[Dataset records]

▬▬▬

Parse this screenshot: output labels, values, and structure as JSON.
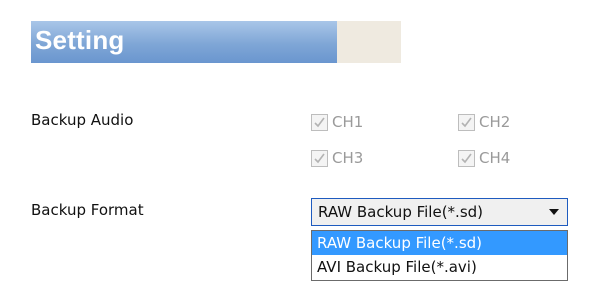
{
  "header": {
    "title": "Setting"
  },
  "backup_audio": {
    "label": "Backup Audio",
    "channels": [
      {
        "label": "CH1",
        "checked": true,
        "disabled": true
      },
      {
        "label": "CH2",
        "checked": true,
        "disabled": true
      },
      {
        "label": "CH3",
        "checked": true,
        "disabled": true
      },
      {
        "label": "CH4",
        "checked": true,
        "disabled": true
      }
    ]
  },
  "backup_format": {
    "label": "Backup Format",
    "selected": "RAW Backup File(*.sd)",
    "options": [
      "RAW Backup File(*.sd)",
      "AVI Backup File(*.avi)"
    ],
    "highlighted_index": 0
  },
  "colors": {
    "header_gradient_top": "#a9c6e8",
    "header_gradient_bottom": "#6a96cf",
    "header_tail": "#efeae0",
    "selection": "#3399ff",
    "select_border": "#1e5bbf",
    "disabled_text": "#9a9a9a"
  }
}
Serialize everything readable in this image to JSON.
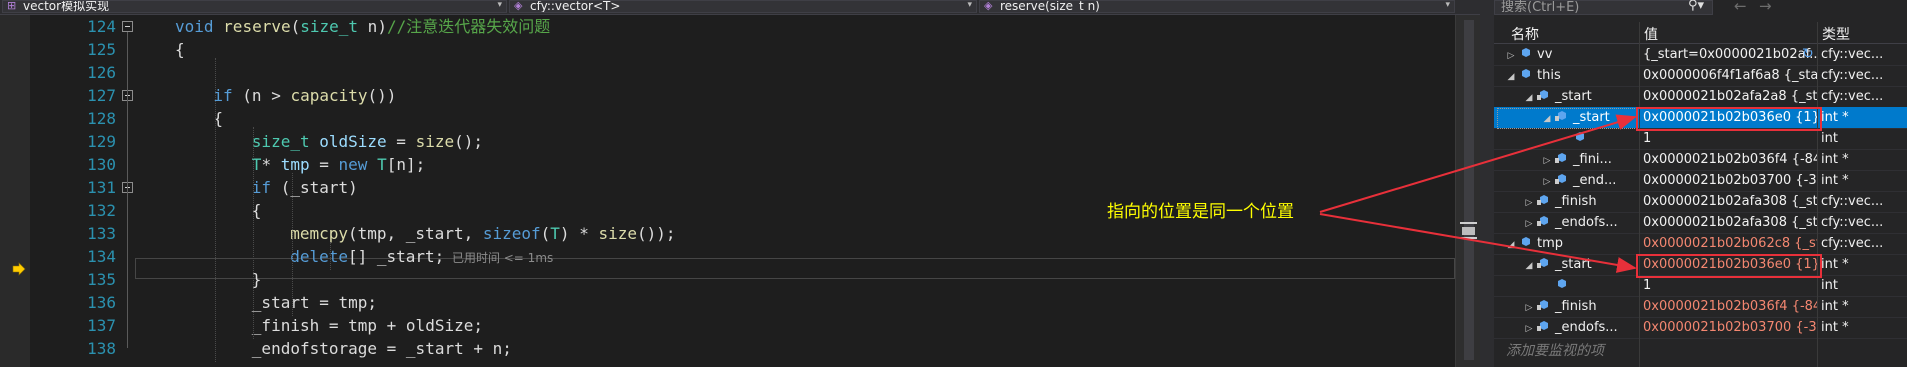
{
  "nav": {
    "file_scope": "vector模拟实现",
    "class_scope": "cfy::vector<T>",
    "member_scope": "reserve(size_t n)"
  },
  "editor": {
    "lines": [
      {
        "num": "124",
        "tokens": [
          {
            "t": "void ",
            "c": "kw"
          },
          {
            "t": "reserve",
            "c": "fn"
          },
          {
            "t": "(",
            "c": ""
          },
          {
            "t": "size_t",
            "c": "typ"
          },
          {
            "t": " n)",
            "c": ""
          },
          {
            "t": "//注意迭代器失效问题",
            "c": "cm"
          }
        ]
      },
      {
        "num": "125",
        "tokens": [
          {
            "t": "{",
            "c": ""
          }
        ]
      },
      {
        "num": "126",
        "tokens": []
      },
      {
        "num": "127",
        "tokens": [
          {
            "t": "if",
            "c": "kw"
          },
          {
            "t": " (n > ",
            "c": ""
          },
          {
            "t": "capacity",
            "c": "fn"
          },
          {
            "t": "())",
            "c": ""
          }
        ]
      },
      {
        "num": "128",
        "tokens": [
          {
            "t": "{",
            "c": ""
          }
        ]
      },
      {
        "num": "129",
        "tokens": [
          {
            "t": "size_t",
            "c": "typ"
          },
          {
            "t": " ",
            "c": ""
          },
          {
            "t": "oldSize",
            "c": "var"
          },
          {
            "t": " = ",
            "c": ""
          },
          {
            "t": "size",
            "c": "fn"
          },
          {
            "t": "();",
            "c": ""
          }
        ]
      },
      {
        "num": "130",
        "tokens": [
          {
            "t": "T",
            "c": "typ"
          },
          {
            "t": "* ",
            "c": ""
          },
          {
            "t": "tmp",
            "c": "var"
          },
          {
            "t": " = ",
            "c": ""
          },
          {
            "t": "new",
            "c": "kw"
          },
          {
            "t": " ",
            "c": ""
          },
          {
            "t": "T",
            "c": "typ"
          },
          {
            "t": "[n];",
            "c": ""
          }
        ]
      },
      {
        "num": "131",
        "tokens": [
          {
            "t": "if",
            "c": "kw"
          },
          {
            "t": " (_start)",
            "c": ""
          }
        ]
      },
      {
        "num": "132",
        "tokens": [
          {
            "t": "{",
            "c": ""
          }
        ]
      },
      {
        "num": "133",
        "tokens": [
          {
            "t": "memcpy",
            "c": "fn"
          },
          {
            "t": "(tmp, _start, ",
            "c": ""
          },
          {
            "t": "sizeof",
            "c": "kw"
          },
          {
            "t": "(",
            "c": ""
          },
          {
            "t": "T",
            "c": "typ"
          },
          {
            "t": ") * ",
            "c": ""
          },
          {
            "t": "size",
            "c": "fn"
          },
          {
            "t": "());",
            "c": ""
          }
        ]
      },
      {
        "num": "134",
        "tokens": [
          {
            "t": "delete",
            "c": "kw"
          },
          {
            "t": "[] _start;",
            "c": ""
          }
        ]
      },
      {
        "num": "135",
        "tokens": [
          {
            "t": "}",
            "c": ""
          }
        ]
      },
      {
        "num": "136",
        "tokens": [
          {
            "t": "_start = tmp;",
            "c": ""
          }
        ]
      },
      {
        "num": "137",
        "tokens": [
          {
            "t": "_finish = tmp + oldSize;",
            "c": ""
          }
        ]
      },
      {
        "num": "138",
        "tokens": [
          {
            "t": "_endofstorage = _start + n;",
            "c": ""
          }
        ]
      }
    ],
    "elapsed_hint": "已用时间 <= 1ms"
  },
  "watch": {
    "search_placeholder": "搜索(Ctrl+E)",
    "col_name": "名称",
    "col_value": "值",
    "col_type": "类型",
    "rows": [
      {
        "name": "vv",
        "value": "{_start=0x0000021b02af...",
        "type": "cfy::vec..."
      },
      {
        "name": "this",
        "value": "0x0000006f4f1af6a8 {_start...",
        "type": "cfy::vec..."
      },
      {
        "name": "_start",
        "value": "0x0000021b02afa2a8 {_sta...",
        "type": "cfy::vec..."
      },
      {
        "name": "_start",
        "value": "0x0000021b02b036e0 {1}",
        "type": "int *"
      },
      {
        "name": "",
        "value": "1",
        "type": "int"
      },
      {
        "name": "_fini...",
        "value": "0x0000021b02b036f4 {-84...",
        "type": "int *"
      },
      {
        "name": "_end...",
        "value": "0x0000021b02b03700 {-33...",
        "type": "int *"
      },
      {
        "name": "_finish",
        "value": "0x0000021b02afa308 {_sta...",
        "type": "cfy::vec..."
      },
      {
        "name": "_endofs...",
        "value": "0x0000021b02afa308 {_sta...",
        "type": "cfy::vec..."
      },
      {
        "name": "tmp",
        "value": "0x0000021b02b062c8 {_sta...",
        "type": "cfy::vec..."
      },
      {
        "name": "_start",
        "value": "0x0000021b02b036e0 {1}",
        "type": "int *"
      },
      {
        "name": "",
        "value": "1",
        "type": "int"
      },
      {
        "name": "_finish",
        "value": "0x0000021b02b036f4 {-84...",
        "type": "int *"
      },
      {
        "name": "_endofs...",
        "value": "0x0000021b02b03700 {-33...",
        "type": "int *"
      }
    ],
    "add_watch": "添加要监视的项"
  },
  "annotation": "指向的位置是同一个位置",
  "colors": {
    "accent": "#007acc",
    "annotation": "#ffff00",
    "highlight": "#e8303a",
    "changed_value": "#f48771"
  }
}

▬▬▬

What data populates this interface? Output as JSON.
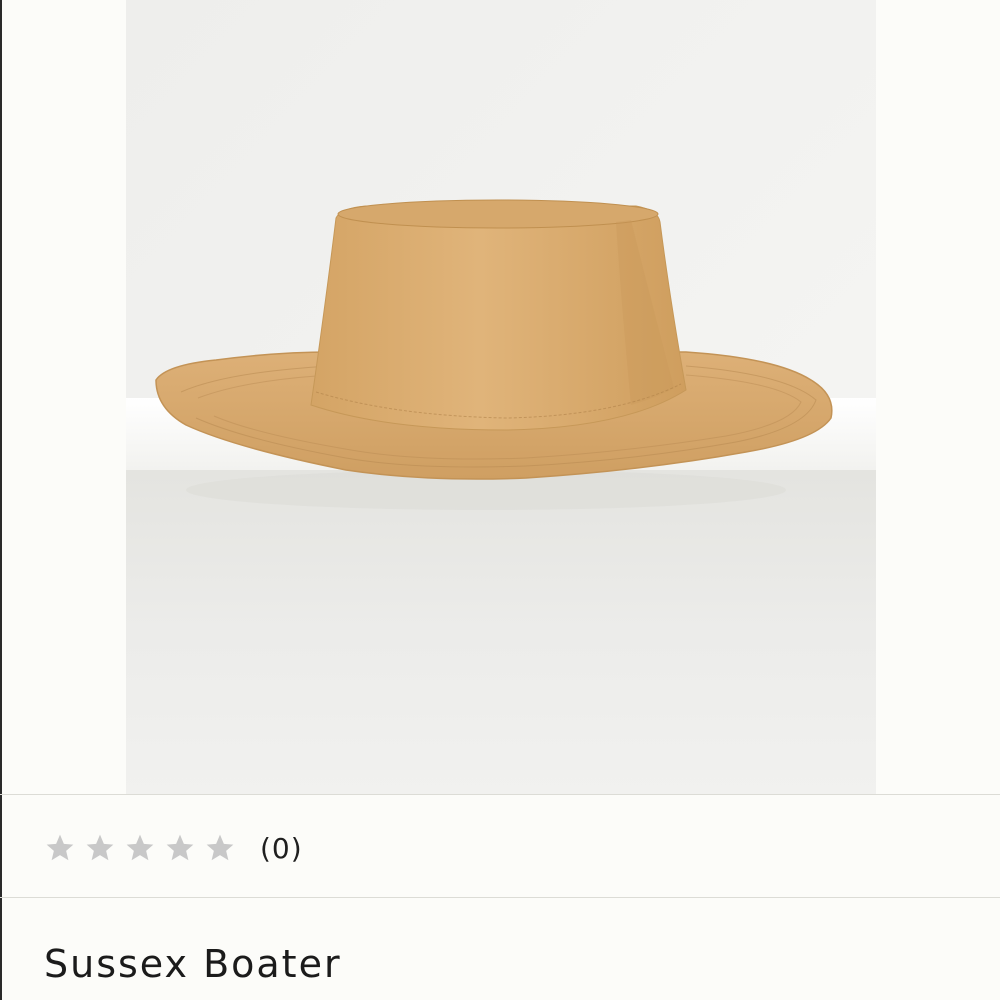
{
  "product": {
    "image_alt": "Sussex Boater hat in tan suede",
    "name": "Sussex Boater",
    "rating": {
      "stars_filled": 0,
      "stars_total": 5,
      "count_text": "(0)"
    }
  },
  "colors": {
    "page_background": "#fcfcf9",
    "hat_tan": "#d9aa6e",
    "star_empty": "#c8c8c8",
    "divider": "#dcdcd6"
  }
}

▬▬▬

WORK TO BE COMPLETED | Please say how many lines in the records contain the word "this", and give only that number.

RESPONSE TO THE EXERCISE | 4